Members of the Western industry are likely to feel that the equine industry is comparable to a small family— always lending a helping hand and supporting one another. Like farmers, horse owners often run into unforeseen events and must troubleshoot accordingly.
Patrick Weaver, located at Dunatos Ranch (Dunatos Quarter Horses), recently stepped in to help someone in his community, as family does. While on a delivery for their hay brokerage in Lancaster, Pennsylvania, Weaver spoke with a frequent customer at their dressage operation.
They shared with Weaver their unfortunate loss of an incredible broodmare due to colic, leaving behind a six-week-old Dutch warmblood foal, Tehya. The foal’s late dam, Sioux, had a successful dressage career, and they have hopes that she will follow in the same footsteps.
Although the farm attempted to pair the foster with a mare they owned, each match proved unsuccessful. Weaver thought of a potential fit with his Quarter Horse mare back at the ranch, “Izzy.”
“The minute I saw this foal, I thought Izzy would be the perfect fit companion for her,” Weaver said. “I had them come over, and Izzy instantly acted like it was her own baby and adopted it. They have been together for almost a week now; it is pretty cool to see.”

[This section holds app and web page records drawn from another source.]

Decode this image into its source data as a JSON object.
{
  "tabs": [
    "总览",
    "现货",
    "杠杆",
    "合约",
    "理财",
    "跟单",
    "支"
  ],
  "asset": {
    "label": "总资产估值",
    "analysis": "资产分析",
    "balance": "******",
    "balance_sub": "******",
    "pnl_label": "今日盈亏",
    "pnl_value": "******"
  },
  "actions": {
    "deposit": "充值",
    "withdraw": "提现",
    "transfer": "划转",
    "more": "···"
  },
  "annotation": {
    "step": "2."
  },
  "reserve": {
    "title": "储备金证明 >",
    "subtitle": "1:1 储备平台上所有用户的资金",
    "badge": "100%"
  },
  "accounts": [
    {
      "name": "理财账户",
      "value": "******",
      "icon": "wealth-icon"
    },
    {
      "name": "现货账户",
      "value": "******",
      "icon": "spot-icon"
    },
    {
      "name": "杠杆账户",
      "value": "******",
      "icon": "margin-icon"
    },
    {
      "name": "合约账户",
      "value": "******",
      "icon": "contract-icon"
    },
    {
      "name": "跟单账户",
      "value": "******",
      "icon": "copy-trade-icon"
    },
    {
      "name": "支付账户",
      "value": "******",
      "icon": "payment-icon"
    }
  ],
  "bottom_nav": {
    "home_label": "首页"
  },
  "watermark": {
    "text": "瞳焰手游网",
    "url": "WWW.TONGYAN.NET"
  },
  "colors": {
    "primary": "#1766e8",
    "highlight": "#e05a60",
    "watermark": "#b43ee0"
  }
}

The 25-year-old mare, In Your Eyes (Reminic x Smoken Hillbilly x Mr Gun Smoke), is a cherished member of Dunatos Ranch. Her four NRHA money-earning offspring have accrued $8,921. In addition, they have also found success in the cow horse industry, bringing her offspring’s LTE to nearly $35,000, according to Weaver. She has recently been in foal with top NRHA sires such as 2021 NRBC Level 4 Open Champion A Vintage Smoke and NRHA’s leading money earner, Patriot, with over $834,000 NRHA LTE.
“I know a lot of people have lost broodmares before being with the foal, and it is very stressful, so I know the owners are very relieved that this baby can be raised with a new mother,” Weaver said. “Izzy has the best personality probably of any horse I’ve been around. My nieces and nephews love her and play with her. She is just a very special mare.”
Because Izzy is not currently nursing a foal of her own, the foal is currently being fed formula and enjoying the company of its new mother. Both parties were thankful she took to this foal when it needed her most.
Despite the differences in breeds, the unique pair have come together seamlessly. “It’s a beautiful thing to see them in the pasture together,” Weaver said joyfully.